trains by svenwerk:FlickrSecond screen purchasing is gaining serious traction. As social media rolls out user friendly shopping tools such as Facebook’s Buy Button and Twitter’s Product Card, consumers have never had it easier when it comes to mobile shopping.

According to the Centre For Retail Research, online retail sales made via mobile devices will grow by 62% this year, to a total of £7.92 billion. This is equivalent to 17.6% of UK online retail sales. Sales using tablets will grow by 100%, to £3.10bn, while smartphone retailing is expected to grow by 44.3% to £4.82. Smartphones will provide 60.8% of UK mobile shopping.

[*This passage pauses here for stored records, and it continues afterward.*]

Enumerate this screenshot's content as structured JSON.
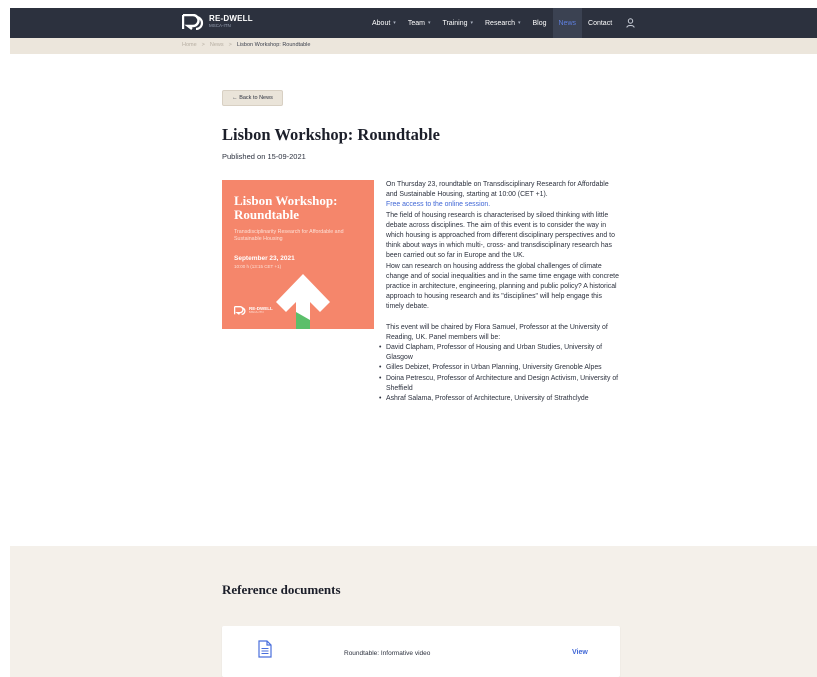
{
  "header": {
    "logo": {
      "name": "RE-DWELL",
      "sub": "MSCA-ITN"
    },
    "nav": [
      {
        "label": "About",
        "caret": "▾"
      },
      {
        "label": "Team",
        "caret": "▾"
      },
      {
        "label": "Training",
        "caret": "▾"
      },
      {
        "label": "Research",
        "caret": "▾"
      },
      {
        "label": "Blog"
      },
      {
        "label": "News",
        "active": true
      },
      {
        "label": "Contact"
      }
    ],
    "user_icon": "user-icon"
  },
  "breadcrumb": {
    "home": "Home",
    "sep": ">",
    "news": "News",
    "current": "Lisbon Workshop: Roundtable"
  },
  "back_button": "← Back to News",
  "article": {
    "title": "Lisbon Workshop: Roundtable",
    "published": "Published on 15-09-2021",
    "paragraph1": "On Thursday 23, roundtable on Transdisciplinary Research for Affordable and Sustainable Housing, starting at 10:00 (CET +1).",
    "link": "Free access to the online session.",
    "paragraph2": "The field of housing research is characterised by siloed thinking with little debate across disciplines. The aim of this event is to consider the way in which housing is approached from different disciplinary perspectives and to think about ways in which multi-, cross- and transdisciplinary research has been carried out so far in Europe and the UK.",
    "paragraph3": "How can research on housing address the global challenges of climate change and of social inequalities and in the same time engage with concrete practice in architecture, engineering, planning and public policy? A historical approach to housing research and its \"disciplines\" will help engage this timely debate.",
    "paragraph4": "This event will be chaired by Flora Samuel, Professor at the University of Reading, UK. Panel members will be:",
    "panel": [
      "David Clapham, Professor of Housing and Urban Studies, University of Glasgow",
      "Gilles Debizet, Professor in Urban Planning, University Grenoble Alpes",
      "Doina Petrescu, Professor of Architecture and Design Activism, University of Sheffield",
      "Ashraf Salama, Professor of Architecture, University of Strathclyde"
    ]
  },
  "poster": {
    "title": "Lisbon Workshop: Roundtable",
    "subtitle": "Transdisciplinarity Research for Affordable and Sustainable Housing",
    "date": "September 23, 2021",
    "time": "10:00 h (13:15 CET +1)",
    "logo_name": "RE-DWELL",
    "logo_sub": "MSCA-ITN",
    "colors": {
      "background": "#f5866b",
      "arrow": "#ffffff",
      "accent": "#5bbf6a"
    }
  },
  "references": {
    "title": "Reference documents",
    "documents": [
      {
        "icon": "document-icon",
        "label": "Roundtable: Informative video",
        "action": "View"
      }
    ]
  },
  "colors": {
    "topbar": "#2c313e",
    "crumbbar": "#ece6dc",
    "link": "#4067d6",
    "reference_bg": "#f4f0ea"
  }
}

Mobile shopping is serious business and out-of-home is primed to become the key medium to deliver second screen sales. The likes of traincards, billboards and bus shelters, combined with changing consumer behaviour and growing wifi and 4G connectivity, are swiftly becoming an effective point-of-sale medium for online-only retailers and ‘clicks and mortar’ companies to drive search and purchase from their screen-based ‘shop windows’. Read More »